Money and Feminism: Equal Pay and Beyond

April 3 | 6:00 p.m. | Sanger Branch Library

Join the Steinem Sisters Collective for this special Talking Circle as we examine the link between money and feminism. We will be discussing the book “Equality for Women = Prosperity for All: The Disastrous Global Crisis of Gender Inequality” by Augusto Lopez-Claros and Bahiyyih Nakhjavani and what equal pay means for women and their communities, not only in America but around the world. Everyone is welcome.

Creative Women Make Money

April 27th | 2:00 p.m. | Sanger Branch Library

Join us at the Sanger Branch Library to learn how women in the Toledo area are supplementing their income by using their talent and creativity.

Talking Circle with Steinem Sisters Collective

May 1st | 6:00 p.m. | Sanger Branch Library

An informal discussion of a provocative topic related to feminism.

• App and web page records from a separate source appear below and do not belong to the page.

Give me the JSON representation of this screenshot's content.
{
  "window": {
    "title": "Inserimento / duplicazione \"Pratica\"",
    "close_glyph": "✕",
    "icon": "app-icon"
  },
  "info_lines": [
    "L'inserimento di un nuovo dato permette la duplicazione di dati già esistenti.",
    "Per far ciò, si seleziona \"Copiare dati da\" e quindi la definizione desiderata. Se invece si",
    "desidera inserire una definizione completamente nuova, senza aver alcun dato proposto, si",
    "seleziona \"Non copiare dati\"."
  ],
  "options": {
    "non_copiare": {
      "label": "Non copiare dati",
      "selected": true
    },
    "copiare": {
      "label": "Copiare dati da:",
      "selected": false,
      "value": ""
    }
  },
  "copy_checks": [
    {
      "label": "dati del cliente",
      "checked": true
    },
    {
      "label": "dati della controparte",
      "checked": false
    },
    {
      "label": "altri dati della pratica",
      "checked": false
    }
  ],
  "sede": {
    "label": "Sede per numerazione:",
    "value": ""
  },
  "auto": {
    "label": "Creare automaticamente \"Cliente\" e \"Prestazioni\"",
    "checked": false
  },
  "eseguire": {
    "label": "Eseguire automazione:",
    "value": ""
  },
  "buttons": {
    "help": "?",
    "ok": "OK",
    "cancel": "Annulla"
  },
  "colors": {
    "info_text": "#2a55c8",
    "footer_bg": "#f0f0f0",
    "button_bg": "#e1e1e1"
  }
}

All voices welcome. Contact the Sanger Branch Library for upcoming topics.

A Sampling of the Steinem Sisters Collection

My life on the road / Gloria Steinem
Eloquent rage : a black feminist discovers her superpower / Brittney Cooper
Missoula : rape and the justice system in a college town / Jon Krakauer
Reset : my fight for inclusion and lasting change / Ellen Pao
Women who run with the wolves : myths and stories of the wild woman archetype / Clarissa Pinkola Estés
Sharp : the women who made an art of having an opinion / Michelle Dean
Not that bad : dispatches from rape culture / edited by Roxane Gay
Sex object : a memoir / Jessica Valenti
First they killed my father : a daughter of Cambodia remembers / Loung Ung
A room of one's own / Virginia Woolf ; foreword by Mary Gordon
Ain't I a woman : Black women and feminism / by Bell Hooks
The essential feminist reader / edited and with an introduction by Estelle B. Freedman
When everything changed : the amazing journey of American women from 1960 to the present / Gail Collins
Geek girl rising : inside the sisterhood shaking up tech / Heather Cabot and Samantha Walravens
The Warrior queens / Antonia Fraser

Related Toledo Library Blog Posts

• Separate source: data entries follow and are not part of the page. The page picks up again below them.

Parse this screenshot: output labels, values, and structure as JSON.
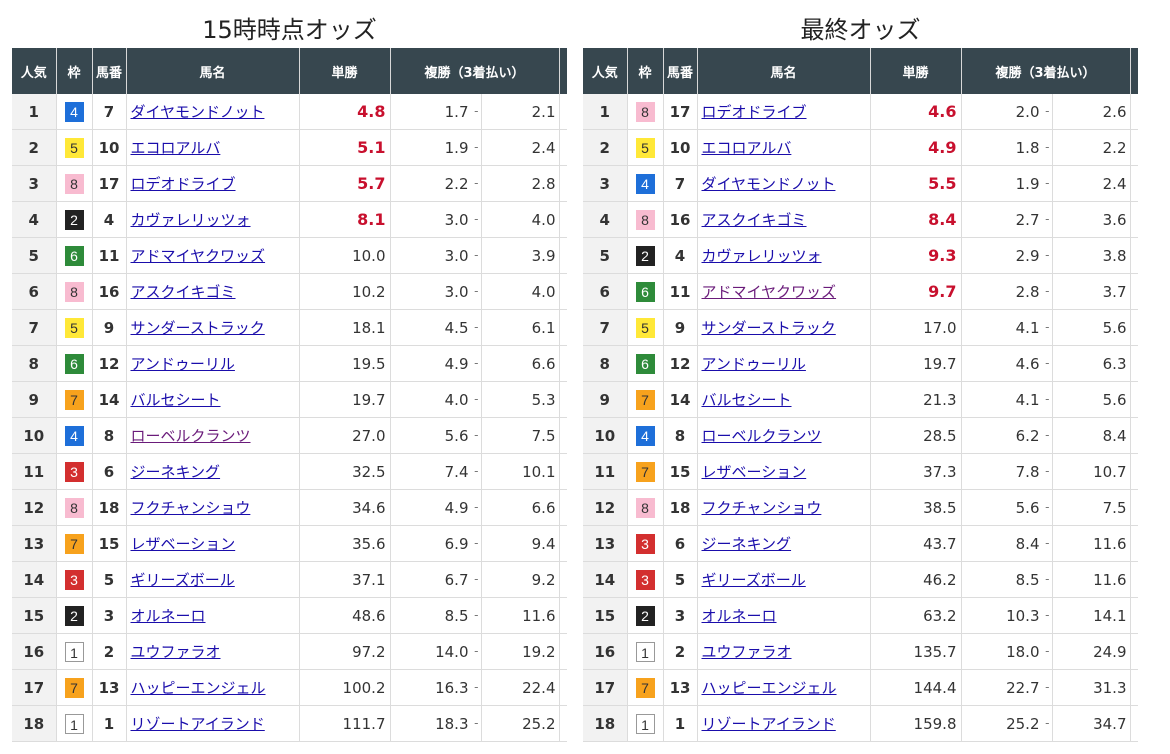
{
  "colors": {
    "header_bg": "#37474f",
    "win_hot": "#c8102e",
    "link": "#1a0dab"
  },
  "waku_colors": {
    "1": "#ffffff",
    "2": "#222222",
    "3": "#d32f2f",
    "4": "#1e6fd9",
    "5": "#ffe838",
    "6": "#2e8b3a",
    "7": "#f7a21d",
    "8": "#f8bbd0"
  },
  "headers": {
    "pop": "人気",
    "waku": "枠",
    "umaban": "馬番",
    "name": "馬名",
    "win": "単勝",
    "place": "複勝（3着払い）"
  },
  "tables": [
    {
      "title": "15時時点オッズ",
      "rows": [
        {
          "pop": "1",
          "waku": "4",
          "umaban": "7",
          "name": "ダイヤモンドノット",
          "win": "4.8",
          "hot": true,
          "plo": "1.7",
          "phi": "2.1"
        },
        {
          "pop": "2",
          "waku": "5",
          "umaban": "10",
          "name": "エコロアルバ",
          "win": "5.1",
          "hot": true,
          "plo": "1.9",
          "phi": "2.4"
        },
        {
          "pop": "3",
          "waku": "8",
          "umaban": "17",
          "name": "ロデオドライブ",
          "win": "5.7",
          "hot": true,
          "plo": "2.2",
          "phi": "2.8"
        },
        {
          "pop": "4",
          "waku": "2",
          "umaban": "4",
          "name": "カヴァレリッツォ",
          "win": "8.1",
          "hot": true,
          "plo": "3.0",
          "phi": "4.0"
        },
        {
          "pop": "5",
          "waku": "6",
          "umaban": "11",
          "name": "アドマイヤクワッズ",
          "win": "10.0",
          "hot": false,
          "plo": "3.0",
          "phi": "3.9"
        },
        {
          "pop": "6",
          "waku": "8",
          "umaban": "16",
          "name": "アスクイキゴミ",
          "win": "10.2",
          "hot": false,
          "plo": "3.0",
          "phi": "4.0"
        },
        {
          "pop": "7",
          "waku": "5",
          "umaban": "9",
          "name": "サンダーストラック",
          "win": "18.1",
          "hot": false,
          "plo": "4.5",
          "phi": "6.1"
        },
        {
          "pop": "8",
          "waku": "6",
          "umaban": "12",
          "name": "アンドゥーリル",
          "win": "19.5",
          "hot": false,
          "plo": "4.9",
          "phi": "6.6"
        },
        {
          "pop": "9",
          "waku": "7",
          "umaban": "14",
          "name": "バルセシート",
          "win": "19.7",
          "hot": false,
          "plo": "4.0",
          "phi": "5.3"
        },
        {
          "pop": "10",
          "waku": "4",
          "umaban": "8",
          "name": "ローベルクランツ",
          "win": "27.0",
          "hot": false,
          "plo": "5.6",
          "phi": "7.5",
          "visited": true
        },
        {
          "pop": "11",
          "waku": "3",
          "umaban": "6",
          "name": "ジーネキング",
          "win": "32.5",
          "hot": false,
          "plo": "7.4",
          "phi": "10.1"
        },
        {
          "pop": "12",
          "waku": "8",
          "umaban": "18",
          "name": "フクチャンショウ",
          "win": "34.6",
          "hot": false,
          "plo": "4.9",
          "phi": "6.6"
        },
        {
          "pop": "13",
          "waku": "7",
          "umaban": "15",
          "name": "レザベーション",
          "win": "35.6",
          "hot": false,
          "plo": "6.9",
          "phi": "9.4"
        },
        {
          "pop": "14",
          "waku": "3",
          "umaban": "5",
          "name": "ギリーズボール",
          "win": "37.1",
          "hot": false,
          "plo": "6.7",
          "phi": "9.2"
        },
        {
          "pop": "15",
          "waku": "2",
          "umaban": "3",
          "name": "オルネーロ",
          "win": "48.6",
          "hot": false,
          "plo": "8.5",
          "phi": "11.6"
        },
        {
          "pop": "16",
          "waku": "1",
          "umaban": "2",
          "name": "ユウファラオ",
          "win": "97.2",
          "hot": false,
          "plo": "14.0",
          "phi": "19.2"
        },
        {
          "pop": "17",
          "waku": "7",
          "umaban": "13",
          "name": "ハッピーエンジェル",
          "win": "100.2",
          "hot": false,
          "plo": "16.3",
          "phi": "22.4"
        },
        {
          "pop": "18",
          "waku": "1",
          "umaban": "1",
          "name": "リゾートアイランド",
          "win": "111.7",
          "hot": false,
          "plo": "18.3",
          "phi": "25.2"
        }
      ]
    },
    {
      "title": "最終オッズ",
      "rows": [
        {
          "pop": "1",
          "waku": "8",
          "umaban": "17",
          "name": "ロデオドライブ",
          "win": "4.6",
          "hot": true,
          "plo": "2.0",
          "phi": "2.6"
        },
        {
          "pop": "2",
          "waku": "5",
          "umaban": "10",
          "name": "エコロアルバ",
          "win": "4.9",
          "hot": true,
          "plo": "1.8",
          "phi": "2.2"
        },
        {
          "pop": "3",
          "waku": "4",
          "umaban": "7",
          "name": "ダイヤモンドノット",
          "win": "5.5",
          "hot": true,
          "plo": "1.9",
          "phi": "2.4"
        },
        {
          "pop": "4",
          "waku": "8",
          "umaban": "16",
          "name": "アスクイキゴミ",
          "win": "8.4",
          "hot": true,
          "plo": "2.7",
          "phi": "3.6"
        },
        {
          "pop": "5",
          "waku": "2",
          "umaban": "4",
          "name": "カヴァレリッツォ",
          "win": "9.3",
          "hot": true,
          "plo": "2.9",
          "phi": "3.8"
        },
        {
          "pop": "6",
          "waku": "6",
          "umaban": "11",
          "name": "アドマイヤクワッズ",
          "win": "9.7",
          "hot": true,
          "plo": "2.8",
          "phi": "3.7",
          "visited": true
        },
        {
          "pop": "7",
          "waku": "5",
          "umaban": "9",
          "name": "サンダーストラック",
          "win": "17.0",
          "hot": false,
          "plo": "4.1",
          "phi": "5.6"
        },
        {
          "pop": "8",
          "waku": "6",
          "umaban": "12",
          "name": "アンドゥーリル",
          "win": "19.7",
          "hot": false,
          "plo": "4.6",
          "phi": "6.3"
        },
        {
          "pop": "9",
          "waku": "7",
          "umaban": "14",
          "name": "バルセシート",
          "win": "21.3",
          "hot": false,
          "plo": "4.1",
          "phi": "5.6"
        },
        {
          "pop": "10",
          "waku": "4",
          "umaban": "8",
          "name": "ローベルクランツ",
          "win": "28.5",
          "hot": false,
          "plo": "6.2",
          "phi": "8.4"
        },
        {
          "pop": "11",
          "waku": "7",
          "umaban": "15",
          "name": "レザベーション",
          "win": "37.3",
          "hot": false,
          "plo": "7.8",
          "phi": "10.7"
        },
        {
          "pop": "12",
          "waku": "8",
          "umaban": "18",
          "name": "フクチャンショウ",
          "win": "38.5",
          "hot": false,
          "plo": "5.6",
          "phi": "7.5"
        },
        {
          "pop": "13",
          "waku": "3",
          "umaban": "6",
          "name": "ジーネキング",
          "win": "43.7",
          "hot": false,
          "plo": "8.4",
          "phi": "11.6"
        },
        {
          "pop": "14",
          "waku": "3",
          "umaban": "5",
          "name": "ギリーズボール",
          "win": "46.2",
          "hot": false,
          "plo": "8.5",
          "phi": "11.6"
        },
        {
          "pop": "15",
          "waku": "2",
          "umaban": "3",
          "name": "オルネーロ",
          "win": "63.2",
          "hot": false,
          "plo": "10.3",
          "phi": "14.1"
        },
        {
          "pop": "16",
          "waku": "1",
          "umaban": "2",
          "name": "ユウファラオ",
          "win": "135.7",
          "hot": false,
          "plo": "18.0",
          "phi": "24.9"
        },
        {
          "pop": "17",
          "waku": "7",
          "umaban": "13",
          "name": "ハッピーエンジェル",
          "win": "144.4",
          "hot": false,
          "plo": "22.7",
          "phi": "31.3"
        },
        {
          "pop": "18",
          "waku": "1",
          "umaban": "1",
          "name": "リゾートアイランド",
          "win": "159.8",
          "hot": false,
          "plo": "25.2",
          "phi": "34.7"
        }
      ]
    }
  ]
}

For the Feminist Curious: A Steinem Sisters Collection Book List

Jane Austen’s Hidden Feminism

10 Podcasts Every Feminist Should Listen To

Looking for your next great read?

Let us help you!

Tell us what you’ve enjoyed reading, watching or listening to, and our librarians will give you personalized recommendations.

No algorithms, cookies or data mining – just real experts in your community sharing their love of great books, music and movies with you. We call it Give 3 Get 3.

Get started today at


Did you like this blog post? Keep up to date with all of our posts by subscribing to the Library’s newsletters!

Keep your reading list updated with our book lists. Our staff love to read and they’ll give you the scoop on new tv-series inspired titles, hobbies, educational resources, pop culture, current events, and more!

Looking for more great titles? Get personalized recommendations from our librarians with this simple form.